------ EXCERPTED RECORDS
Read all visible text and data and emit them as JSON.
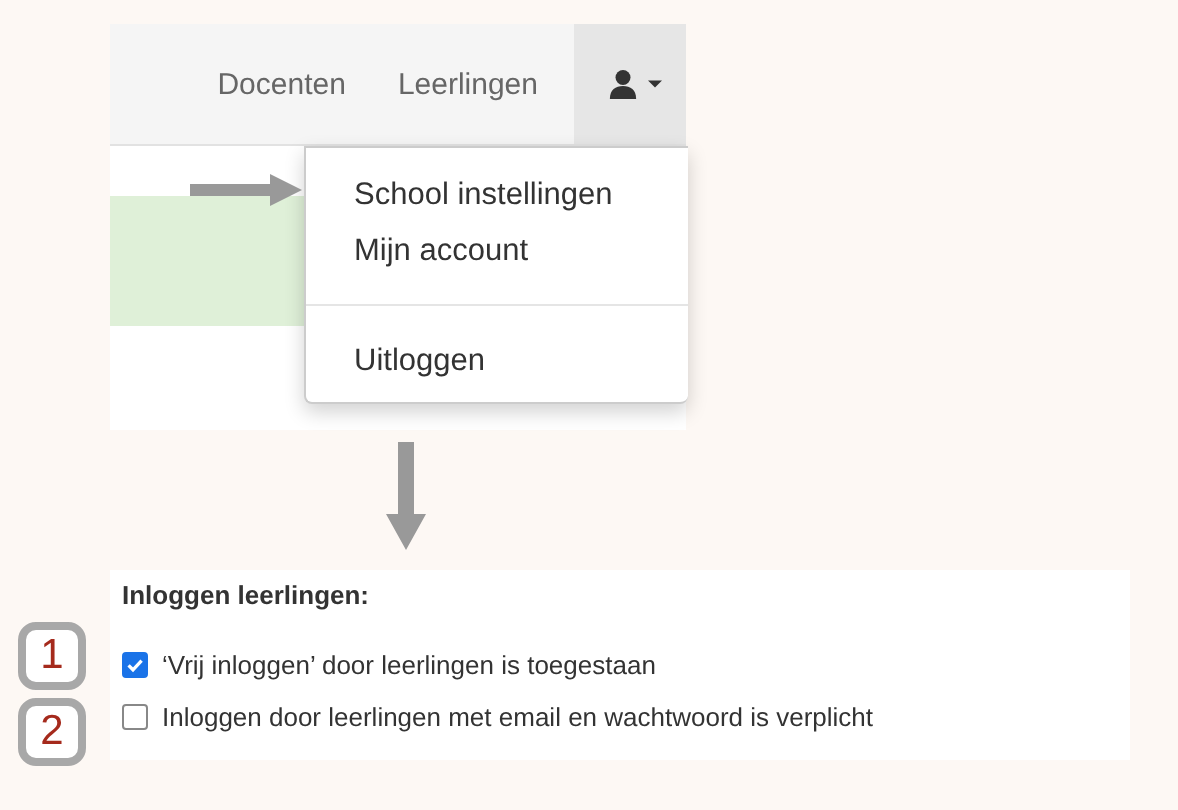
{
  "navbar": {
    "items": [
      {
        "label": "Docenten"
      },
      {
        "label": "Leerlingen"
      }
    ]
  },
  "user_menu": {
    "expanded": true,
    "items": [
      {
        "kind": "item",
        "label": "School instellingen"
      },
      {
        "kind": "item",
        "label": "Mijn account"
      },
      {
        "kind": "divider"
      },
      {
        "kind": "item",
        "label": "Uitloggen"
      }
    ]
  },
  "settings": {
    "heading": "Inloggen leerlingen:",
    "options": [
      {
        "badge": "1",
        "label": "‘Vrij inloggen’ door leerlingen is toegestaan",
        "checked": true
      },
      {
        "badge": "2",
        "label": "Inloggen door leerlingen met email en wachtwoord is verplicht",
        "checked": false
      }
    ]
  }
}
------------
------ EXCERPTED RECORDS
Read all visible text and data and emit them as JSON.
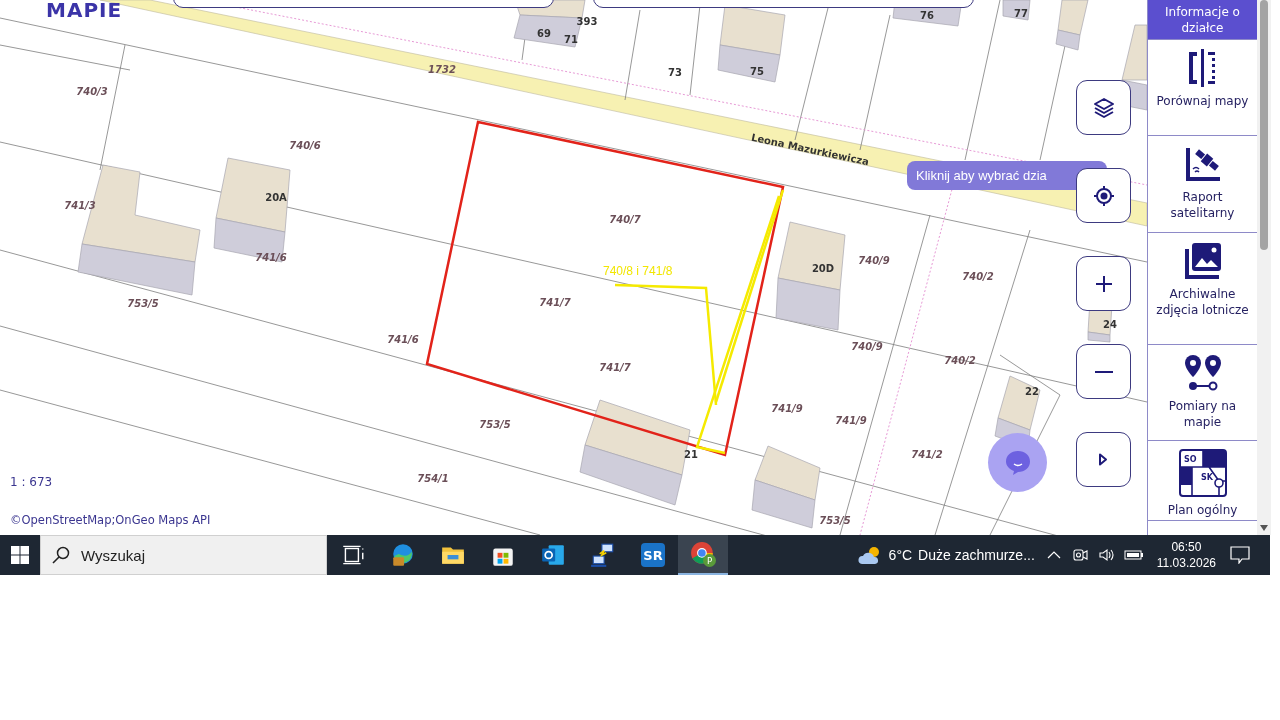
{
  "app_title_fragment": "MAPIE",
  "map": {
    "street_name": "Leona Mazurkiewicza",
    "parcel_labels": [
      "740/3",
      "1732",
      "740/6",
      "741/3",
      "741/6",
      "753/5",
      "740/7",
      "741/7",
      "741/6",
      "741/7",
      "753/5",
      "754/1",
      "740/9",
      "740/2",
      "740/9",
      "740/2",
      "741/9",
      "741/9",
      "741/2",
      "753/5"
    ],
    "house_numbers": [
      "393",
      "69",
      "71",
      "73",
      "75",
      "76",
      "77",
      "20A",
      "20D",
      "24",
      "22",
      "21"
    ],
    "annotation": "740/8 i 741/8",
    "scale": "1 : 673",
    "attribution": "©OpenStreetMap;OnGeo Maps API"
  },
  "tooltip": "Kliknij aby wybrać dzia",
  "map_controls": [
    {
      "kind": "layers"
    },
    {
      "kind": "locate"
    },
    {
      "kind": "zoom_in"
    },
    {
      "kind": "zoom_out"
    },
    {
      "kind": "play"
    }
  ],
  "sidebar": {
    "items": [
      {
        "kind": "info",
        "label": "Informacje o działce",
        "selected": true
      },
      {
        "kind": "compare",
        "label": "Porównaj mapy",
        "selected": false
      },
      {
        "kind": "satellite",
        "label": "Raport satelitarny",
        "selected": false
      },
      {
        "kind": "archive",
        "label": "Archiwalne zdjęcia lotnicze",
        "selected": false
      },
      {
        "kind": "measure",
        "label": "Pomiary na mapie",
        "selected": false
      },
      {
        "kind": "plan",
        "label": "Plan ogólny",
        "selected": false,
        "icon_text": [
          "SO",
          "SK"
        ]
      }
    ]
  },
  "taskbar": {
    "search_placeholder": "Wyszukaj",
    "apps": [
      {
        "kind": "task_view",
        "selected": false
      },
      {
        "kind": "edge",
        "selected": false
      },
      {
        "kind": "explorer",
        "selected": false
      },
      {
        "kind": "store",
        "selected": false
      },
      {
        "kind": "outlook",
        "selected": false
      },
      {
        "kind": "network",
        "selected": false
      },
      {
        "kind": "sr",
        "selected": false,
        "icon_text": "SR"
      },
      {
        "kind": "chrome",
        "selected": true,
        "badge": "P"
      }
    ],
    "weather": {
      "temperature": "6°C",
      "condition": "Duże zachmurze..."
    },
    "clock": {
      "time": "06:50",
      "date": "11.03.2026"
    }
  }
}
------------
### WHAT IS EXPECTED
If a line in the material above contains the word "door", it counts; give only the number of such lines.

### SOLUTION BELOW
2